• _Problem to solve_:
From the entries that follow, copy each line containing the word "пространства".

Records to process section start

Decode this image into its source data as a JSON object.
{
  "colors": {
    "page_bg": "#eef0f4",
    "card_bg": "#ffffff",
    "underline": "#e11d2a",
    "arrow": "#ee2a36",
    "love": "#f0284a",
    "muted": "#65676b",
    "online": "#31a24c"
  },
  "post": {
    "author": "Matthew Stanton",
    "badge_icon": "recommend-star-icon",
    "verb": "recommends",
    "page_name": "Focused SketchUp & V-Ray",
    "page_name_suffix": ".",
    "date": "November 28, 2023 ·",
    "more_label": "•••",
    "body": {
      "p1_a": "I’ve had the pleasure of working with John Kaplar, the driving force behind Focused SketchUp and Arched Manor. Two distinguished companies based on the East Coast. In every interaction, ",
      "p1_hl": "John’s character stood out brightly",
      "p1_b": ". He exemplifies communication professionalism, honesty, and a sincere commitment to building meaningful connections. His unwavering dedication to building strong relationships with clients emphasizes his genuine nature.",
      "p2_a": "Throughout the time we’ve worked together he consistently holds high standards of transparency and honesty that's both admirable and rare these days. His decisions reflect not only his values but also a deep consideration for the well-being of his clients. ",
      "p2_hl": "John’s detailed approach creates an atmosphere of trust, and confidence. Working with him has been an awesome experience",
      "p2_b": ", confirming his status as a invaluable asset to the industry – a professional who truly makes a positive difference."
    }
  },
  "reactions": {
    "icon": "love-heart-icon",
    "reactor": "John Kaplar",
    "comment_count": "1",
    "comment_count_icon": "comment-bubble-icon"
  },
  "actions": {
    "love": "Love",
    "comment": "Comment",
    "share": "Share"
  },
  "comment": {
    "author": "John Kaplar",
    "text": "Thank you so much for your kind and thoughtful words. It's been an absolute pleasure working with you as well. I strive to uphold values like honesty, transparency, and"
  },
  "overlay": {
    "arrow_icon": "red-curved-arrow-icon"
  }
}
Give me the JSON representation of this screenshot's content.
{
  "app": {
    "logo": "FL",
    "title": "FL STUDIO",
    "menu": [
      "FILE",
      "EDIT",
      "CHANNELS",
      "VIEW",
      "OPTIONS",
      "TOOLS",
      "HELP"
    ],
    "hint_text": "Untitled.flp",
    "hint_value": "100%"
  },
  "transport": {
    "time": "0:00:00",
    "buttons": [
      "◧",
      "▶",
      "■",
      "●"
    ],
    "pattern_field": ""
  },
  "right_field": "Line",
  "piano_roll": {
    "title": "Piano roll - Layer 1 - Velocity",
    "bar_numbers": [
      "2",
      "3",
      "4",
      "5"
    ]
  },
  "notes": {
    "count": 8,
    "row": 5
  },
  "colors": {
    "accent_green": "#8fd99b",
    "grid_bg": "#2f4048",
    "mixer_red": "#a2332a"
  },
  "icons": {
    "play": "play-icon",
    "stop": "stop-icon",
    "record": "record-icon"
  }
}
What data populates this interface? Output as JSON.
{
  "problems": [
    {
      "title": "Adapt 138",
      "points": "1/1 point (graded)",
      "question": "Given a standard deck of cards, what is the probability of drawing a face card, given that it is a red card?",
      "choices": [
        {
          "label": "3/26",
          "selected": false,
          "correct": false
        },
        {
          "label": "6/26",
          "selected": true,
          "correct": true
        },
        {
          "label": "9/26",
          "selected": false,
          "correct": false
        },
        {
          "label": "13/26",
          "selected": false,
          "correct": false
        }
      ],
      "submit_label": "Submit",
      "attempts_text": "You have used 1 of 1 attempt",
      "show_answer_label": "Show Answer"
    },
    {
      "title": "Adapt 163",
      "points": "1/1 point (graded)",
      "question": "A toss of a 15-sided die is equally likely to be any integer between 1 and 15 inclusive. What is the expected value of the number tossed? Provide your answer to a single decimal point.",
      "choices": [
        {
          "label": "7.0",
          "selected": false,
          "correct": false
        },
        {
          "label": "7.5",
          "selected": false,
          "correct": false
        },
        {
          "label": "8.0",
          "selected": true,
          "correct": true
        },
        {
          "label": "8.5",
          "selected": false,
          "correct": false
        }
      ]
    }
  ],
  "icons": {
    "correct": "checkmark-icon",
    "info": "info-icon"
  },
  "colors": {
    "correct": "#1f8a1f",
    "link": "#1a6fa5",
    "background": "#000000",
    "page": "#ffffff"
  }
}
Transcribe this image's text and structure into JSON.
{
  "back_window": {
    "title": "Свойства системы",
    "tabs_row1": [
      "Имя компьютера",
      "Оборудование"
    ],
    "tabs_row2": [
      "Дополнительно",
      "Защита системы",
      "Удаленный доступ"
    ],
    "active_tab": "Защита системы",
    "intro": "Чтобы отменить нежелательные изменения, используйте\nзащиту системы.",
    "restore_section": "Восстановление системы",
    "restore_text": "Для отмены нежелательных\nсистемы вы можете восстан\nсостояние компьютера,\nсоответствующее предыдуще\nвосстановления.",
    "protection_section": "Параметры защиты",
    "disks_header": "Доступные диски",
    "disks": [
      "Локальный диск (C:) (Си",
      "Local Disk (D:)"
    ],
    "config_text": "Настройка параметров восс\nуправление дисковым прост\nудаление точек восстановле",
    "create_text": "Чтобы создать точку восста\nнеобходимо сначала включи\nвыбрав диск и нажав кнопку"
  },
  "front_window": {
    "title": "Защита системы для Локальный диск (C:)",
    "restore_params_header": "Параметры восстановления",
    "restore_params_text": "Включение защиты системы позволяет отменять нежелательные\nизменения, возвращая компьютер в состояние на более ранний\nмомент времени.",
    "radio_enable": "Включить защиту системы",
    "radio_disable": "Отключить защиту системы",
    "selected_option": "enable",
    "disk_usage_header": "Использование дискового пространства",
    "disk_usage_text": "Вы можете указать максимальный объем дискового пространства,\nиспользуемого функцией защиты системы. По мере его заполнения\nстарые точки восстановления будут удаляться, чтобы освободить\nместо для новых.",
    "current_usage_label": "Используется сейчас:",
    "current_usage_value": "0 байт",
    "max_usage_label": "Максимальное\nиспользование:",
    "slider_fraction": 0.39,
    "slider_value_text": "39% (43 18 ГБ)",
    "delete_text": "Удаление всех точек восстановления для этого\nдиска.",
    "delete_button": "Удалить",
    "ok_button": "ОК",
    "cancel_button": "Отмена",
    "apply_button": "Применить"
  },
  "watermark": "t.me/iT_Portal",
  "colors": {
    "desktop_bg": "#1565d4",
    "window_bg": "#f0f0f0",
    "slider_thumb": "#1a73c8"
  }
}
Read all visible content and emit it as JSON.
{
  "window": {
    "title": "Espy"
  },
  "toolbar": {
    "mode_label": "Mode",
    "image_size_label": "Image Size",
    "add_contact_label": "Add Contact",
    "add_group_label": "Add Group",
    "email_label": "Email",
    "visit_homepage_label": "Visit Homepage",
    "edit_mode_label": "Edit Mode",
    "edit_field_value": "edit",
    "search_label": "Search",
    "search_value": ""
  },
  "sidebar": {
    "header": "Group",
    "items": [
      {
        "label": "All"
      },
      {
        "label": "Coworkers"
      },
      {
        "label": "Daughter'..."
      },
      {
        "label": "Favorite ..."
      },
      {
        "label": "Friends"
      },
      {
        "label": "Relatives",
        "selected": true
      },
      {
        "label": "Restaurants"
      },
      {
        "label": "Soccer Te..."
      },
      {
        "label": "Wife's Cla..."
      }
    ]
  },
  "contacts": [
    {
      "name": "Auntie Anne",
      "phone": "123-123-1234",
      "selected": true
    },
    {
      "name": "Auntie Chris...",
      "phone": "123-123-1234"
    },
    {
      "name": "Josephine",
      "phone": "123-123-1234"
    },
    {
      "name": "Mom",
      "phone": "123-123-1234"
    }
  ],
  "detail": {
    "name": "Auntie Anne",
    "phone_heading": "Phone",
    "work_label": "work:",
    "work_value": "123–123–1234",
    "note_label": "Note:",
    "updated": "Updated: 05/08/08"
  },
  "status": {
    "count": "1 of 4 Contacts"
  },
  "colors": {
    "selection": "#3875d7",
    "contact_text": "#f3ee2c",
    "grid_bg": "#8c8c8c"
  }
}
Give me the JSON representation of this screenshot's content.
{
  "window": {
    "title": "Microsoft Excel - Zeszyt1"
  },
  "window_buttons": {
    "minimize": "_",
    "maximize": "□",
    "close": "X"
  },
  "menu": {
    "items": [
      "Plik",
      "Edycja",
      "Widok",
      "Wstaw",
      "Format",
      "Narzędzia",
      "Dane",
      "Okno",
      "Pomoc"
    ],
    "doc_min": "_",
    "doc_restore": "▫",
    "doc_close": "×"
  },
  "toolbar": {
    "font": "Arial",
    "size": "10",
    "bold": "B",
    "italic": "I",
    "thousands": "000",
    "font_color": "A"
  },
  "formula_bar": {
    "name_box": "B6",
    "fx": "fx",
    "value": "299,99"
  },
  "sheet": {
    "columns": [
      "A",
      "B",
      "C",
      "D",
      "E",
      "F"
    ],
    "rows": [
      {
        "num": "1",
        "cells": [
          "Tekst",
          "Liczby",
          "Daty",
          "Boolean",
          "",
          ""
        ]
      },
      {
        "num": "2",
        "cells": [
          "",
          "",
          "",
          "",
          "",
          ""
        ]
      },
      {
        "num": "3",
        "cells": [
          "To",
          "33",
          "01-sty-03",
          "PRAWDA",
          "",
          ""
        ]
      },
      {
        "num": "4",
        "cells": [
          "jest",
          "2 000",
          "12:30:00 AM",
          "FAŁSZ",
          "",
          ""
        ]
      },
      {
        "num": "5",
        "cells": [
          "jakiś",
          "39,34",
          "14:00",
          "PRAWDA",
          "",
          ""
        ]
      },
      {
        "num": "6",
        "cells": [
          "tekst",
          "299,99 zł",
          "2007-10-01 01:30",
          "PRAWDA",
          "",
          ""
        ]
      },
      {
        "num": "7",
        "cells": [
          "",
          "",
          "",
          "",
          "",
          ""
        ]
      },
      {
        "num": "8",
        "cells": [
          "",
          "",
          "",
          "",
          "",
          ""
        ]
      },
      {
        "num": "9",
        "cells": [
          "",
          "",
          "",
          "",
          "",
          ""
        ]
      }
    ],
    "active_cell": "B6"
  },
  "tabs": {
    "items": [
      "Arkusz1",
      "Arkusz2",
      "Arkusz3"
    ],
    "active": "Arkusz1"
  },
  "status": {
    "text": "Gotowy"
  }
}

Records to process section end

• _Response to this task_:
    "disk_usage_header": "Использование дискового пространства",
    "disk_usage_text": "Вы можете указать максимальный объем дискового пространства,\nиспользуемого функцией защиты системы. По мере его заполнения\nстарые точки восстановления будут удаляться, чтобы освободить\nместо для новых.",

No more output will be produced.